> Also, my initial testing shows that INNOBASE tables are even faster
> than MyISAM, at least for insertions, though the same tupples in a
> similar table seem to take up more room. Aside from the restrictions
> mentioned in 8.7.4 of the reference manual, are there any other
> gotcha's that I should be looking out for?
Here are two more minuses:
No ANALYZE TABLE - correct key and subkey cardinality counts work
wonders for complex queries (probably easy to add).
No OPTIMIZE TABLE - Any table that you constantly insert and delete
on is going to fragment and have data blocks with holes. Since all
Innobase data goes into a single global tablespace, there's currently
no way to defrag the space as a while besides dropping and recreating
Suggested improvements would be the addition of the COALESCE TABLESPACE
and REBUILD INDEX commands, and a way to say "this tablespace can only
be used for this table/index/database" (rebuild index is easy to
implement; table coalescing is harder).
> So far, MySQL is doing quite well at matching or exceding PostreSQL's
> performance, though oddly enough, MySQL is taking more memory to do its
> job.
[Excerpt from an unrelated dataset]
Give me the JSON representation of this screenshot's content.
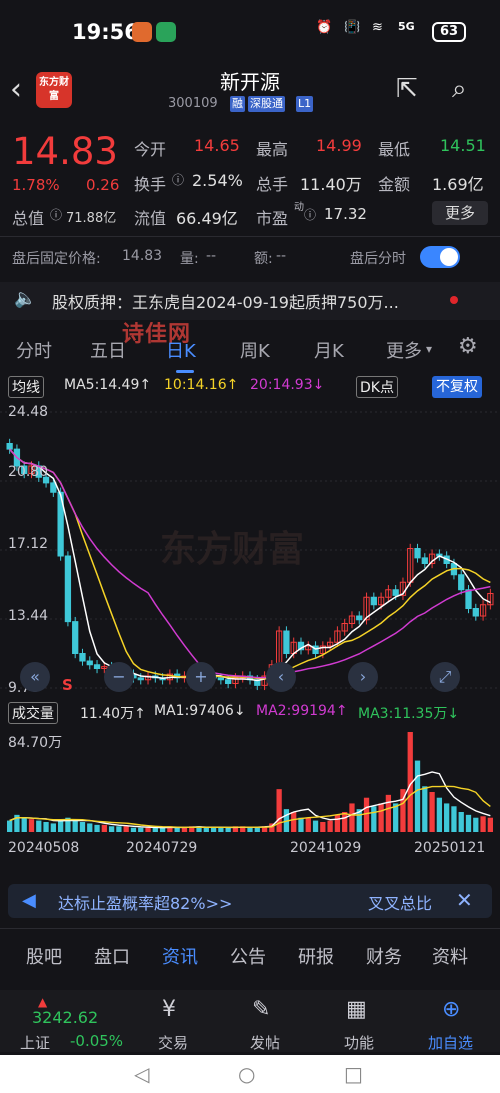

Not complaining, mind you.
I have found that MySQL stays within the memory limits you give it in
my.cnf; you might want to lower some of the buffer settings depending
on your workload. http://www.mysql.com/doc/S/e/Server_parameters.html
is a good starting point.